    1. Alignment between jurisdictions to enable efficiencies for land administration and compliance
    2. Providing certainty for investment and business development of agricultural enterprises
    3. Provide security for landholders against introduction of policies like Protected Plants
  7. Quality assured science – Evidence based policy and legislation for conservation, production and investment to improve sustainable agriculture, e.g. reef science, accurate mapping of REs, soils.
    1. Ensure scientific foundations of legislation and regulation are based upon quality assured science that has been replicated and peer reviewed.
    2. Investment in research for sustainable agriculture for example in research stations and ongoing producer led trials and demonstration sites to improve landscape management practices
    3. Scientific input into regional landscape management planning processes (such as the Regional Vegetation Management Planning process in 2002-4 – see below)
  8. Coordinated Fire Management Planning – Local decision-making for landscape scale outcomes
    1. Support for coordination of fire planning and fuel reduction burning within geographically bounded fire districts (e.g. Rural Fire Brigades or districts bounded by physical fire barriers)
    2. Alignment within legislation of requirements for fire infrastructure, such as fire breaks
    3. Secure authority for local Rural Fire Brigades to conduct and manage fuel reduction burning activities and fire-fighting response without default devolution of authority to urban officers and volunteers
  9. Regional Vegetation Management Planning – Reengaging ownership of RVMPs
    1. Reestablishment of RVMP process and formal recognition of RVMPs for each bioregion in Queensland with the aim of improving relevance of regulation at the local and property level
    2. Support for reestablishment of RVMP committees, review of previous RVMP drafts and revision for formal signoff by Queensland Government
    3. Linkage between RVMPs and Development Applications for discrete Area Management Plans (ideally Baseline Area Management Plans) within the bioregion.
  10. Introduction of Baseline Area Management Plan instrument within the VMA
    1. A BASE LINE AREA MANAGEMENT PLAN (BAMP) is a plan to manage vegetation on a landscape scale having defined the outcome of the management activity, prior to the plan being initiated. A BAMP is in place for an initial ten years, is attached to the title of the land, but can be changed through the Development Application process. The BAMP has two components:
    2. A PMAV (Property Map of Assessable Vegetation) based on using historical or contemporary evidence-based data, such as explorer and early settler diaries, photographs, and satellite imagery, to redraw Regional Ecosystem (RE) maps and Regulated Vegetation Management maps. This PMAV defines the outcome of vegetation management activity.
    3. An AMP (Area Management Plan) that sets out how vegetation management activity will be conducted. The original AMP instrument, revoked in March 2018, will need to be reintroduced.
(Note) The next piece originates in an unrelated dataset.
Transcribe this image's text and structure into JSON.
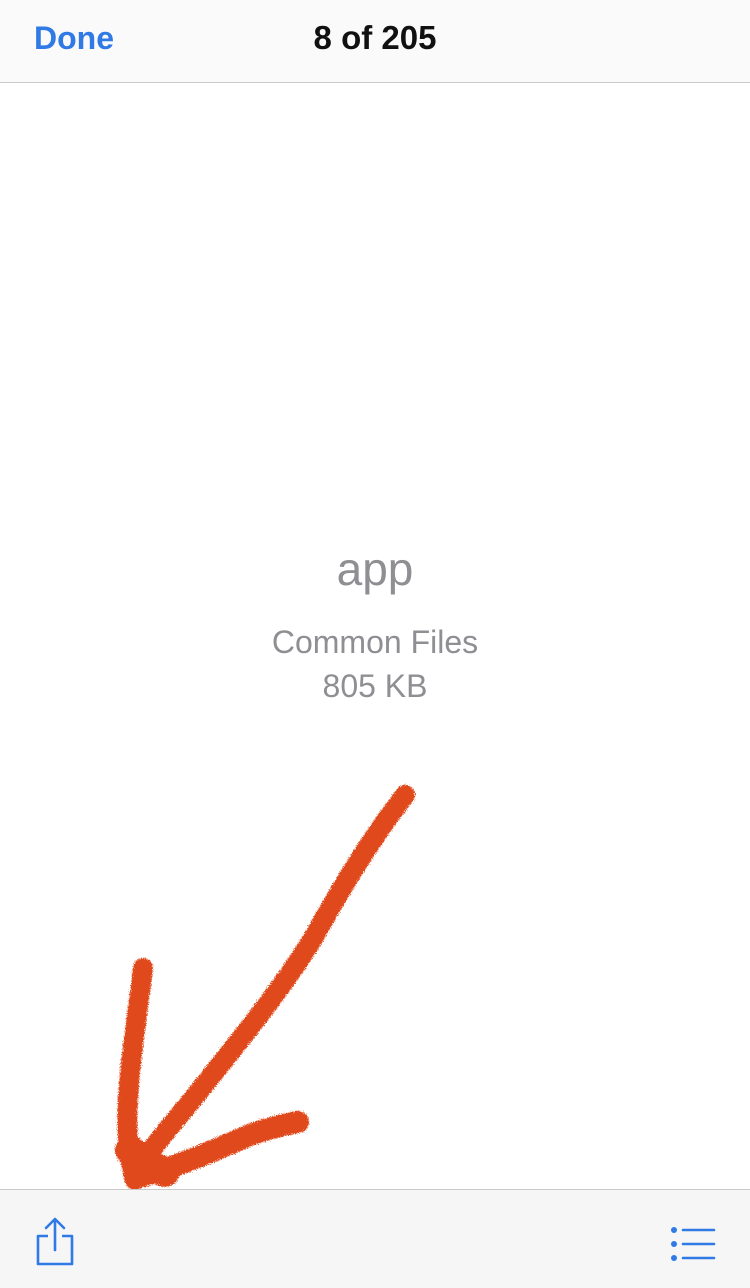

  11. Removal of Protected Plants regulatory penalties within the Nature Conservation Act 1992.
    1. Ensure mapping of Protected Plants is ground-truthed and validated without cost to landholders
    2. Provide incentives for landholders to manage Protected Plants or compensation for loss of productivity
    3. Recognition of the VMA’s Category X exemptions within the Protected Plants instrument.
  12. Natural Capital – Measurement of land condition and payment for ecosystem services
    1. Applied research in establishing metrics and methodologies for identifying ecosystem functions and measuring ecosystem services
    2. Identification of beneficiaries that are able to pay for ecosystem services
    3. Assistance with contract and legal framework when establishing links between producers and purchasers of ecosystems services
    4. Linkage with financial institutions to improve risk exposure and lending conditions based on evidence of natural asset condition and resilience
    5. Seed funding for carbon and co-benefit projects through the Land Restoration Fund